“Why are we talking about Utah like the Clippers are done?” Draymond Green wondered after fielding several Jazz-related questions after scrimmaging.

Well, because the Jazz won Games 4 and 5 and is favored to win Game 6 at home. If they win, they’ll come into Oracle Arena Sunday afternoon to meet the Warriors in Game 1 of the Western Conference semifinals.

If the Clippers win Game 6 to even the series, those teams will meet for Game 7 Sunday in Los Angeles, with the winner advancing to face the Warriors in Game 1 of the conference semifinals next Tuesday night in Oakland.

In any case, the Warriors appear about as healthy has they have been at any time since February.

Veteran guard Shaun Livingston, out with a finger/hand injury since Game 1 (April 16) of the first-round series against Portland, participated in the scrimmage, as did veteran forward Matt Barnes, who last played on April 8, when he sustained a bone bruise atop his right foot.

“They practiced today and they even went through the scrimmage,” acting head coach Mike Brown said. “But we’ll wait for our training staff to clear them, after they see how they feel today and (Saturday).”

In short, if swelling is minimal, both will be available for Game 1, regardless of when.

So, too, will Kevin Durant. After a strained left calf kept him out of Games 2 and 3 against the Trail Blazers, he started and played 20 minutes in decisive Game 4 without any ill effects.

Nothing changed during the scrimmage Friday.

“It felt great out there,” he said. “Nothing bothered me. It was definitely good. I’m just trying to hopefully put that injury stuff behind.”

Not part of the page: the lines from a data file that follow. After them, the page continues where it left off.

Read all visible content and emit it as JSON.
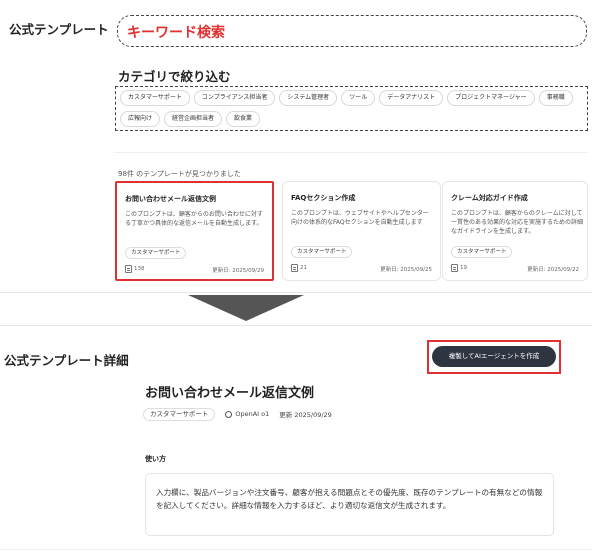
{
  "top": {
    "sidebar_title": "公式テンプレート",
    "search_label": "キーワード検索",
    "category_title": "カテゴリで絞り込む",
    "categories": [
      "カスタマーサポート",
      "コンプライアンス担当者",
      "システム管理者",
      "ツール",
      "データアナリスト",
      "プロジェクトマネージャー",
      "事務職",
      "広報向け",
      "経営企画担当者",
      "飲食業"
    ],
    "result_count": "98件 のテンプレートが見つかりました",
    "cards": [
      {
        "title": "お問い合わせメール返信文例",
        "desc": "このプロンプトは、顧客からのお問い合わせに対する丁寧かつ具体的な返信メールを自動生成します。",
        "tag": "カスタマーサポート",
        "count": "138",
        "date": "更新日: 2025/09/29"
      },
      {
        "title": "FAQセクション作成",
        "desc": "このプロンプトは、ウェブサイトやヘルプセンター向けの体系的なFAQセクションを自動生成します",
        "tag": "カスタマーサポート",
        "count": "21",
        "date": "更新日: 2025/09/25"
      },
      {
        "title": "クレーム対応ガイド作成",
        "desc": "このプロンプトは、顧客からのクレームに対して一貫性のある効果的な対応を実施するための詳細なガイドラインを生成します。",
        "tag": "カスタマーサポート",
        "count": "19",
        "date": "更新日: 2025/09/22"
      }
    ]
  },
  "detail": {
    "header": "公式テンプレート詳細",
    "copy_button": "複製してAIエージェントを作成",
    "title": "お問い合わせメール返信文例",
    "tag": "カスタマーサポート",
    "model": "OpenAI o1",
    "updated": "更新 2025/09/29",
    "usage_label": "使い方",
    "usage_text": "入力欄に、製品バージョンや注文番号、顧客が抱える問題点とその優先度、既存のテンプレートの有無などの情報を記入してください。詳細な情報を入力するほど、より適切な返信文が生成されます。"
  },
  "colors": {
    "highlight": "#e03030",
    "button_bg": "#2e3440",
    "arrow": "#555555"
  },
  "icons": [
    "document-icon",
    "gear-icon",
    "arrow-down-icon"
  ]
}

Durant conceded that he continues to receive treatment and ice, but mostly to minimize potential swelling.

Durant makes plea to NBA officials: 'S--- talking is part of the game'

Durant makes plea to NBA officials: 'S--- talking is part of the game'

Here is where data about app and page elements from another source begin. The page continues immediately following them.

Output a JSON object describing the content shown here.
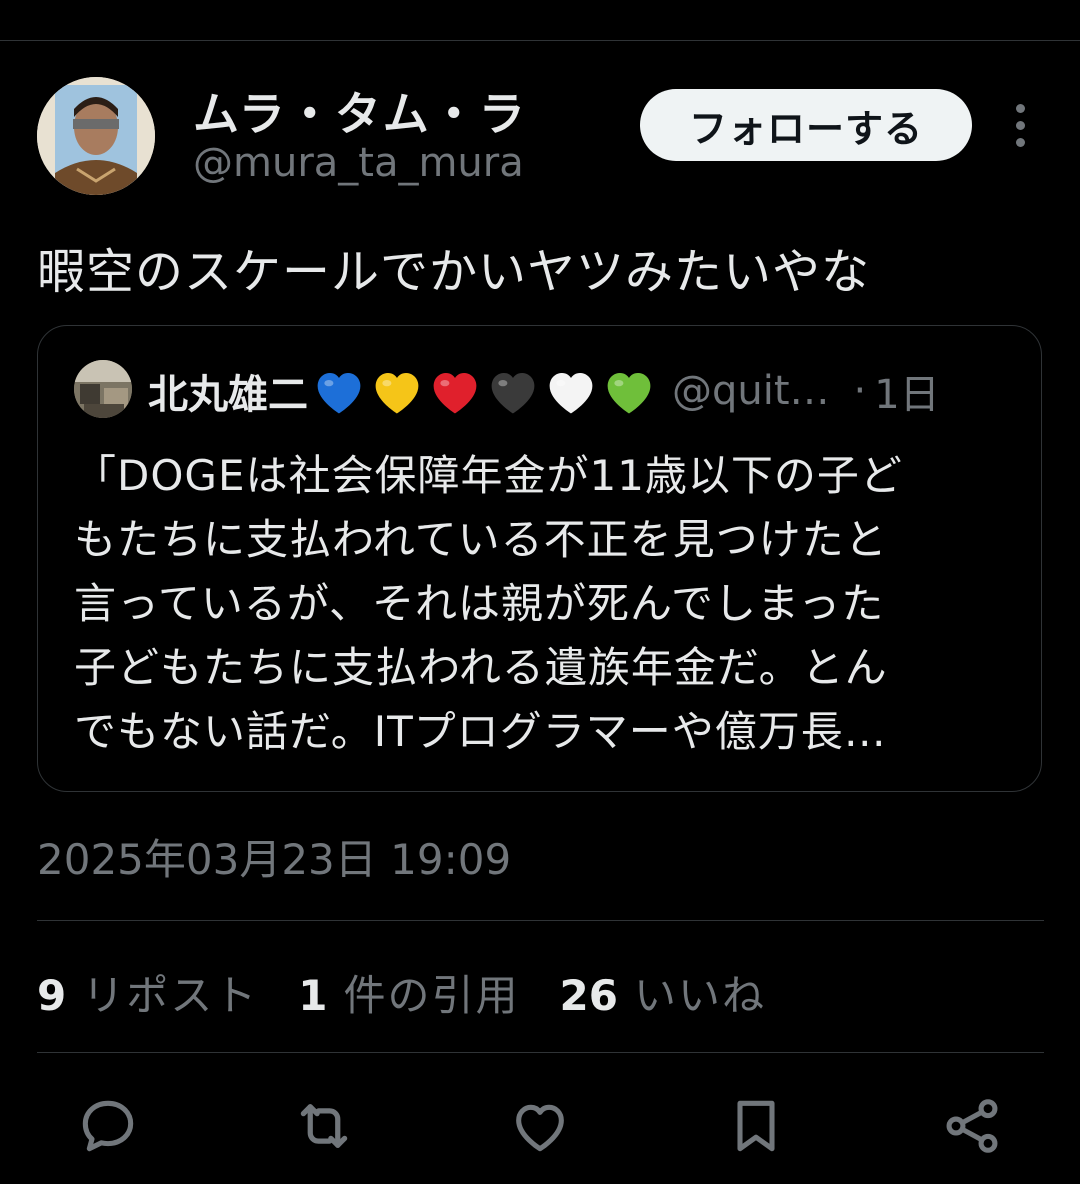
{
  "user": {
    "display_name": "ムラ・タム・ラ",
    "handle": "@mura_ta_mura"
  },
  "follow_label": "フォローする",
  "tweet_text": "暇空のスケールでかいヤツみたいやな",
  "quote": {
    "name": "北丸雄二",
    "hearts": [
      {
        "name": "blue-heart-icon",
        "color": "#1d6fd8"
      },
      {
        "name": "yellow-heart-icon",
        "color": "#f5c518"
      },
      {
        "name": "red-heart-icon",
        "color": "#e0202c"
      },
      {
        "name": "black-heart-icon",
        "color": "#3a3a3a"
      },
      {
        "name": "white-heart-icon",
        "color": "#f4f4f4"
      },
      {
        "name": "green-heart-icon",
        "color": "#6fbf3a"
      }
    ],
    "handle": "@quit…",
    "dot": "·",
    "time": "1日",
    "lines": [
      "「DOGEは社会保障年金が11歳以下の子ど",
      "もたちに支払われている不正を見つけたと",
      "言っているが、それは親が死んでしまった",
      "子どもたちに支払われる遺族年金だ。とん",
      "でもない話だ。ITプログラマーや億万長…"
    ]
  },
  "timestamp": "2025年03月23日 19:09",
  "stats": {
    "reposts": {
      "count": "9",
      "label": "リポスト"
    },
    "quotes": {
      "count": "1",
      "label": "件の引用"
    },
    "likes": {
      "count": "26",
      "label": "いいね"
    }
  },
  "actions": [
    "reply-icon",
    "repost-icon",
    "like-icon",
    "bookmark-icon",
    "share-icon"
  ],
  "colors": {
    "background": "#000000",
    "text": "#e7e9ea",
    "secondary": "#71767b",
    "border": "#2f3336",
    "follow_bg": "#eff3f4"
  }
}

OAKLAND -- Kevin Durant wishes more NBA officials had a better grasp of the language of the game.

They don’t seem to understand that “trash talk” almost always is little more than an act in which healthy emotions are released. It’s as much of the game on the court as pointing out a bad haircut or a fashion error in the locker room.

“I was raised that if you weren’t talking on the court, then something (bad) is going on,” Durant said after Warriors practice on Friday.

Durant caught a glimpse of the chatter earlier this week between former Oklahoma City teammate Russell Westbrook and Houston guard Patrick Beverley in decisive Game 5 of the Thunder-Rockets series and was disappointed when the officials slapped each with a technical foul.

“I was like, ‘Man, just play on. It’s a part of the game,’” Durant said.

Though Durant himself is not a premier trash-talker, he plays alongside one in fellow forward Draymond Green.

“That’s why we started playing, to talk a little s--- here and there,” said Durant, who grew up in the Washington D.C. area. “Draymond is really good at it. There are a lot of guys in the league that are good. More guys are quiet now than before.

“But s--- talking is a part of the game. I love it. It’s fun when you’re on the same team as a guy that does it. And then, when you’re playing against it, it’s even better because it brings the best out of you.”

For Durant, there always will be a place for trash talk on the court. Not only did he experience it while growing up but he also was indoctrinated in the practice from the moment he arrived in the NBA in 2007.

He recalls, with fondness, being targeted as a rookie by Kevin Garnett and a few other Celtics.

“When I came into the league, that’s when the Celtics had just got together,” Durant said. “Paul Pierce and KG and those guys talked bad to me as a rookie. I was 19. And they talked so bad to me. And I was talking right back. It was just a fun exchange. That’s what basketball is about.”

Now if only he could get officials to realize this.